* _What you have to do_:
Repeat the listing exactly. Do not carry over any pictures.

■ ■ ■ ■ ■ ■ ■

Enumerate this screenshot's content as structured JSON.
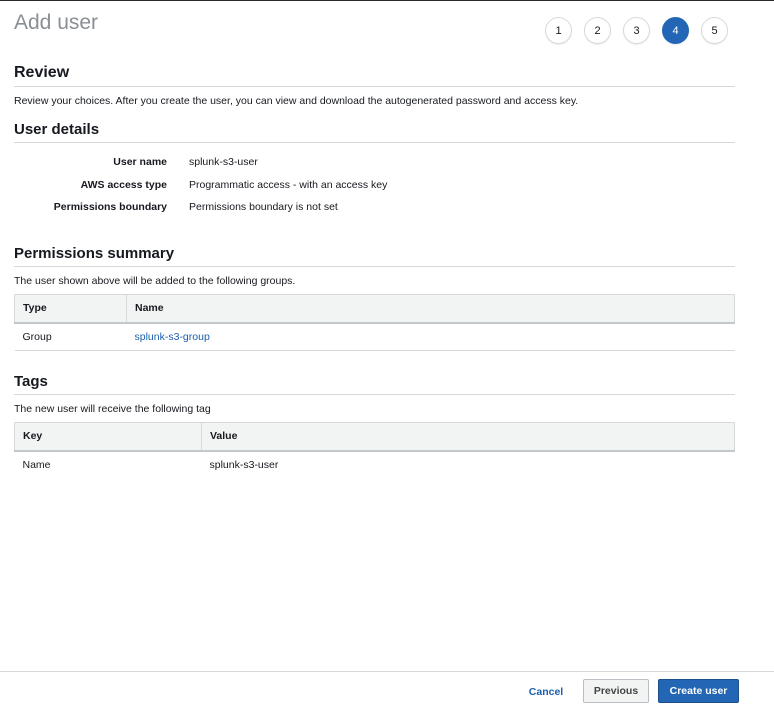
{
  "header": {
    "title": "Add user",
    "steps": [
      {
        "label": "1",
        "active": false
      },
      {
        "label": "2",
        "active": false
      },
      {
        "label": "3",
        "active": false
      },
      {
        "label": "4",
        "active": true
      },
      {
        "label": "5",
        "active": false
      }
    ]
  },
  "review": {
    "title": "Review",
    "description": "Review your choices. After you create the user, you can view and download the autogenerated password and access key."
  },
  "user_details": {
    "title": "User details",
    "rows": [
      {
        "label": "User name",
        "value": "splunk-s3-user"
      },
      {
        "label": "AWS access type",
        "value": "Programmatic access - with an access key"
      },
      {
        "label": "Permissions boundary",
        "value": "Permissions boundary is not set"
      }
    ]
  },
  "permissions": {
    "title": "Permissions summary",
    "description": "The user shown above will be added to the following groups.",
    "columns": [
      "Type",
      "Name"
    ],
    "rows": [
      {
        "type": "Group",
        "name": "splunk-s3-group"
      }
    ]
  },
  "tags": {
    "title": "Tags",
    "description": "The new user will receive the following tag",
    "columns": [
      "Key",
      "Value"
    ],
    "rows": [
      {
        "key": "Name",
        "value": "splunk-s3-user"
      }
    ]
  },
  "footer": {
    "cancel": "Cancel",
    "previous": "Previous",
    "create": "Create user"
  },
  "colors": {
    "accent": "#2366b5",
    "link": "#1b5fad",
    "table_header_bg": "#f2f3f3"
  }
}
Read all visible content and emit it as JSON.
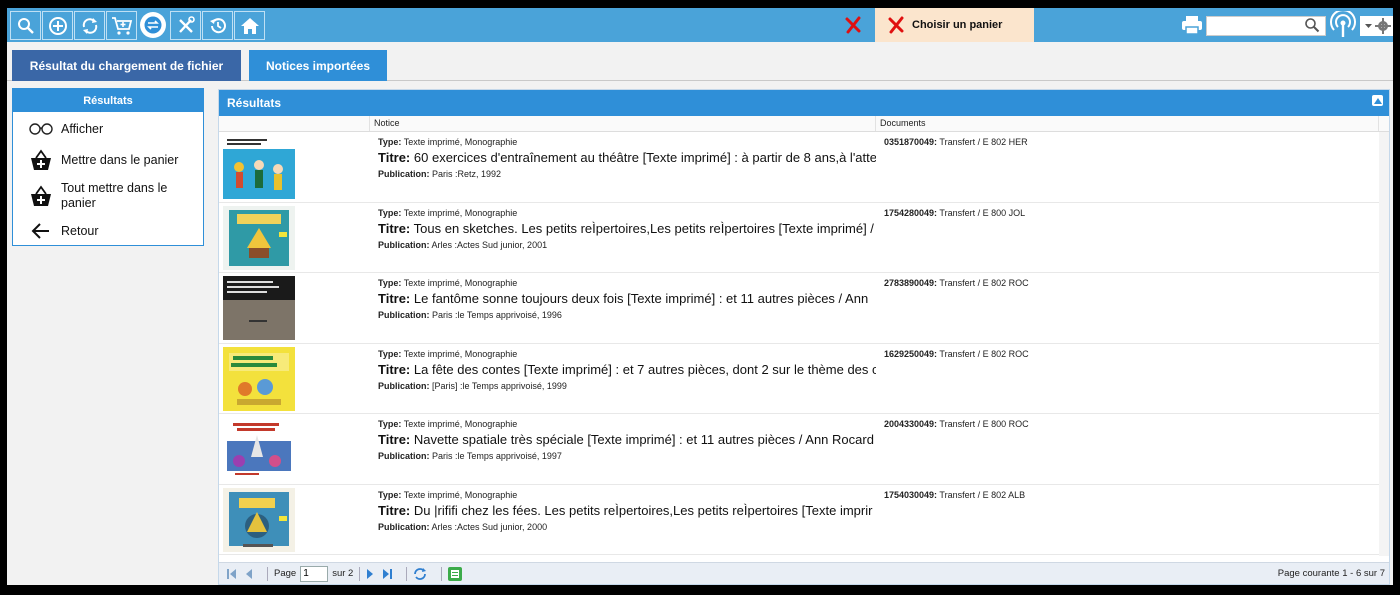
{
  "toolbar": {
    "icons": [
      "search-icon",
      "add-circle-icon",
      "refresh-icon",
      "cart-icon",
      "transfer-icon",
      "tools-icon",
      "history-icon",
      "home-icon"
    ],
    "basket_label": "Choisir un panier",
    "search": {
      "value": "",
      "placeholder": ""
    }
  },
  "tabs": [
    {
      "label": "Résultat du chargement de fichier"
    },
    {
      "label": "Notices importées"
    }
  ],
  "left_panel": {
    "title": "Résultats",
    "items": [
      {
        "label": "Afficher",
        "icon": "glasses-icon"
      },
      {
        "label": "Mettre dans le panier",
        "icon": "basket-add-icon"
      },
      {
        "label": "Tout mettre dans le panier",
        "icon": "basket-add-icon"
      },
      {
        "label": "Retour",
        "icon": "arrow-left-icon"
      }
    ]
  },
  "results": {
    "title": "Résultats",
    "columns": {
      "notice": "Notice",
      "documents": "Documents"
    },
    "type_label": "Type:",
    "title_label": "Titre:",
    "publication_label": "Publication:",
    "rows": [
      {
        "type": "Texte imprimé, Monographie",
        "titre": "60 exercices d'entraînement au théâtre [Texte imprimé] : à partir de 8 ans,à l'atte",
        "publication": "Paris :Retz, 1992",
        "doc_id": "0351870049:",
        "doc_info": "Transfert / E 802 HER"
      },
      {
        "type": "Texte imprimé, Monographie",
        "titre": "Tous en sketches. Les petits reÌpertoires,Les petits reÌpertoires [Texte imprimé] /",
        "publication": "Arles :Actes Sud junior, 2001",
        "doc_id": "1754280049:",
        "doc_info": "Transfert / E 800 JOL"
      },
      {
        "type": "Texte imprimé, Monographie",
        "titre": "Le fantôme sonne toujours deux fois [Texte imprimé] : et 11 autres pièces / Ann",
        "publication": "Paris :le Temps apprivoisé, 1996",
        "doc_id": "2783890049:",
        "doc_info": "Transfert / E 802 ROC"
      },
      {
        "type": "Texte imprimé, Monographie",
        "titre": "La fête des contes [Texte imprimé] : et 7 autres pièces, dont 2 sur le thème des c",
        "publication": "[Paris] :le Temps apprivoisé, 1999",
        "doc_id": "1629250049:",
        "doc_info": "Transfert / E 802 ROC"
      },
      {
        "type": "Texte imprimé, Monographie",
        "titre": "Navette spatiale très spéciale [Texte imprimé] : et 11 autres pièces / Ann Rocard",
        "publication": "Paris :le Temps apprivoisé, 1997",
        "doc_id": "2004330049:",
        "doc_info": "Transfert / E 800 ROC"
      },
      {
        "type": "Texte imprimé, Monographie",
        "titre": "Du |rififi chez les fées. Les petits reÌpertoires,Les petits reÌpertoires [Texte imprir",
        "publication": "Arles :Actes Sud junior, 2000",
        "doc_id": "1754030049:",
        "doc_info": "Transfert / E 802 ALB"
      }
    ]
  },
  "pager": {
    "page_label": "Page",
    "page_value": "1",
    "of_label": "sur 2",
    "info": "Page courante 1 - 6 sur 7"
  },
  "colors": {
    "toolbar": "#4aa3d9",
    "tab_primary": "#3a67a7",
    "accent": "#2f8fd8",
    "basket_bg": "#fbe5cd",
    "cancel_red": "#e01010"
  }
}
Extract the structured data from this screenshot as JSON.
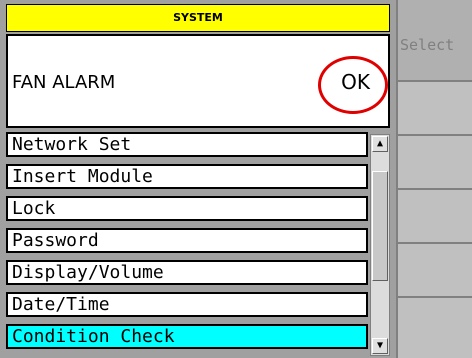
{
  "header": {
    "title": "SYSTEM"
  },
  "alarm": {
    "label": "FAN ALARM",
    "value": "OK"
  },
  "menu": {
    "items": [
      {
        "label": "Network Set"
      },
      {
        "label": "Insert Module"
      },
      {
        "label": "Lock"
      },
      {
        "label": "Password"
      },
      {
        "label": "Display/Volume"
      },
      {
        "label": "Date/Time"
      },
      {
        "label": "Condition Check"
      }
    ],
    "selected_index": 6
  },
  "scrollbar": {
    "up_icon": "arrow-up-icon",
    "down_icon": "arrow-down-icon"
  },
  "side_panel": {
    "select_label": "Select"
  },
  "colors": {
    "header_bg": "#ffff00",
    "selected_bg": "#00ffff",
    "highlight": "#e00000"
  }
}
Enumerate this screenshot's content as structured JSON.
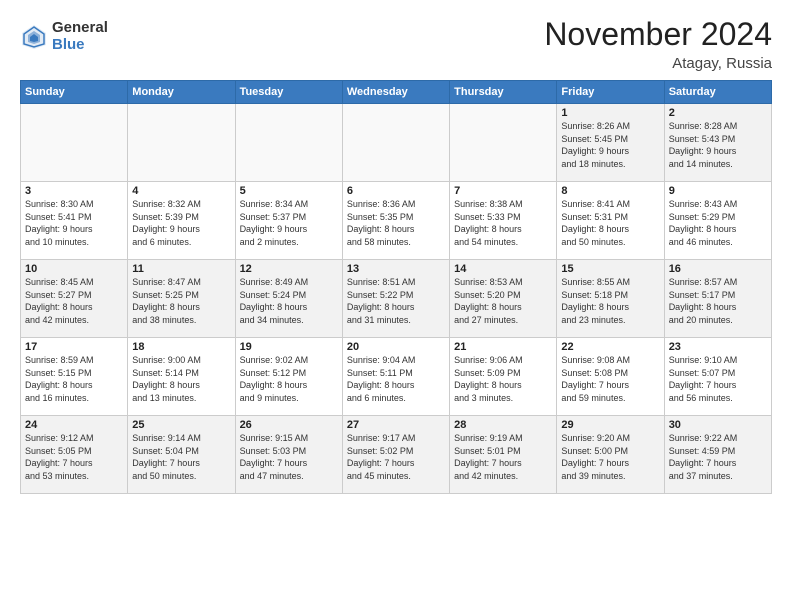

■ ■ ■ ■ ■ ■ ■

* _Answer below_:
Enumerate this screenshot's content as structured JSON.
{
  "header": {
    "title": "Add user",
    "steps": [
      {
        "label": "1",
        "active": false
      },
      {
        "label": "2",
        "active": false
      },
      {
        "label": "3",
        "active": false
      },
      {
        "label": "4",
        "active": true
      },
      {
        "label": "5",
        "active": false
      }
    ]
  },
  "review": {
    "title": "Review",
    "description": "Review your choices. After you create the user, you can view and download the autogenerated password and access key."
  },
  "user_details": {
    "title": "User details",
    "rows": [
      {
        "label": "User name",
        "value": "splunk-s3-user"
      },
      {
        "label": "AWS access type",
        "value": "Programmatic access - with an access key"
      },
      {
        "label": "Permissions boundary",
        "value": "Permissions boundary is not set"
      }
    ]
  },
  "permissions": {
    "title": "Permissions summary",
    "description": "The user shown above will be added to the following groups.",
    "columns": [
      "Type",
      "Name"
    ],
    "rows": [
      {
        "type": "Group",
        "name": "splunk-s3-group"
      }
    ]
  },
  "tags": {
    "title": "Tags",
    "description": "The new user will receive the following tag",
    "columns": [
      "Key",
      "Value"
    ],
    "rows": [
      {
        "key": "Name",
        "value": "splunk-s3-user"
      }
    ]
  },
  "footer": {
    "cancel": "Cancel",
    "previous": "Previous",
    "create": "Create user"
  },
  "colors": {
    "accent": "#2366b5",
    "link": "#1b5fad",
    "table_header_bg": "#f2f3f3"
  }
}
Read all visible content and emit it as JSON.
{
  "toolbar": {
    "icons": [
      "search-icon",
      "add-circle-icon",
      "refresh-icon",
      "cart-icon",
      "transfer-icon",
      "tools-icon",
      "history-icon",
      "home-icon"
    ],
    "basket_label": "Choisir un panier",
    "search": {
      "value": "",
      "placeholder": ""
    }
  },
  "tabs": [
    {
      "label": "Résultat du chargement de fichier"
    },
    {
      "label": "Notices importées"
    }
  ],
  "left_panel": {
    "title": "Résultats",
    "items": [
      {
        "label": "Afficher",
        "icon": "glasses-icon"
      },
      {
        "label": "Mettre dans le panier",
        "icon": "basket-add-icon"
      },
      {
        "label": "Tout mettre dans le panier",
        "icon": "basket-add-icon"
      },
      {
        "label": "Retour",
        "icon": "arrow-left-icon"
      }
    ]
  },
  "results": {
    "title": "Résultats",
    "columns": {
      "notice": "Notice",
      "documents": "Documents"
    },
    "type_label": "Type:",
    "title_label": "Titre:",
    "publication_label": "Publication:",
    "rows": [
      {
        "type": "Texte imprimé, Monographie",
        "titre": "60 exercices d'entraînement au théâtre [Texte imprimé] : à partir de 8 ans,à l'atte",
        "publication": "Paris :Retz, 1992",
        "doc_id": "0351870049:",
        "doc_info": "Transfert / E 802 HER"
      },
      {
        "type": "Texte imprimé, Monographie",
        "titre": "Tous en sketches. Les petits reÌpertoires,Les petits reÌpertoires [Texte imprimé] /",
        "publication": "Arles :Actes Sud junior, 2001",
        "doc_id": "1754280049:",
        "doc_info": "Transfert / E 800 JOL"
      },
      {
        "type": "Texte imprimé, Monographie",
        "titre": "Le fantôme sonne toujours deux fois [Texte imprimé] : et 11 autres pièces / Ann",
        "publication": "Paris :le Temps apprivoisé, 1996",
        "doc_id": "2783890049:",
        "doc_info": "Transfert / E 802 ROC"
      },
      {
        "type": "Texte imprimé, Monographie",
        "titre": "La fête des contes [Texte imprimé] : et 7 autres pièces, dont 2 sur le thème des c",
        "publication": "[Paris] :le Temps apprivoisé, 1999",
        "doc_id": "1629250049:",
        "doc_info": "Transfert / E 802 ROC"
      },
      {
        "type": "Texte imprimé, Monographie",
        "titre": "Navette spatiale très spéciale [Texte imprimé] : et 11 autres pièces / Ann Rocard",
        "publication": "Paris :le Temps apprivoisé, 1997",
        "doc_id": "2004330049:",
        "doc_info": "Transfert / E 800 ROC"
      },
      {
        "type": "Texte imprimé, Monographie",
        "titre": "Du |rififi chez les fées. Les petits reÌpertoires,Les petits reÌpertoires [Texte imprir",
        "publication": "Arles :Actes Sud junior, 2000",
        "doc_id": "1754030049:",
        "doc_info": "Transfert / E 802 ALB"
      }
    ]
  },
  "pager": {
    "page_label": "Page",
    "page_value": "1",
    "of_label": "sur 2",
    "info": "Page courante 1 - 6 sur 7"
  },
  "colors": {
    "toolbar": "#4aa3d9",
    "tab_primary": "#3a67a7",
    "accent": "#2f8fd8",
    "basket_bg": "#fbe5cd",
    "cancel_red": "#e01010"
  }
}
Extract the structured data from this screenshot as JSON.
{
  "header": {
    "title": "SYSTEM"
  },
  "alarm": {
    "label": "FAN ALARM",
    "value": "OK"
  },
  "menu": {
    "items": [
      {
        "label": "Network Set"
      },
      {
        "label": "Insert Module"
      },
      {
        "label": "Lock"
      },
      {
        "label": "Password"
      },
      {
        "label": "Display/Volume"
      },
      {
        "label": "Date/Time"
      },
      {
        "label": "Condition Check"
      }
    ],
    "selected_index": 6
  },
  "scrollbar": {
    "up_icon": "arrow-up-icon",
    "down_icon": "arrow-down-icon"
  },
  "side_panel": {
    "select_label": "Select"
  },
  "colors": {
    "header_bg": "#ffff00",
    "selected_bg": "#00ffff",
    "highlight": "#e00000"
  }
}
Enumerate this screenshot's content as structured JSON.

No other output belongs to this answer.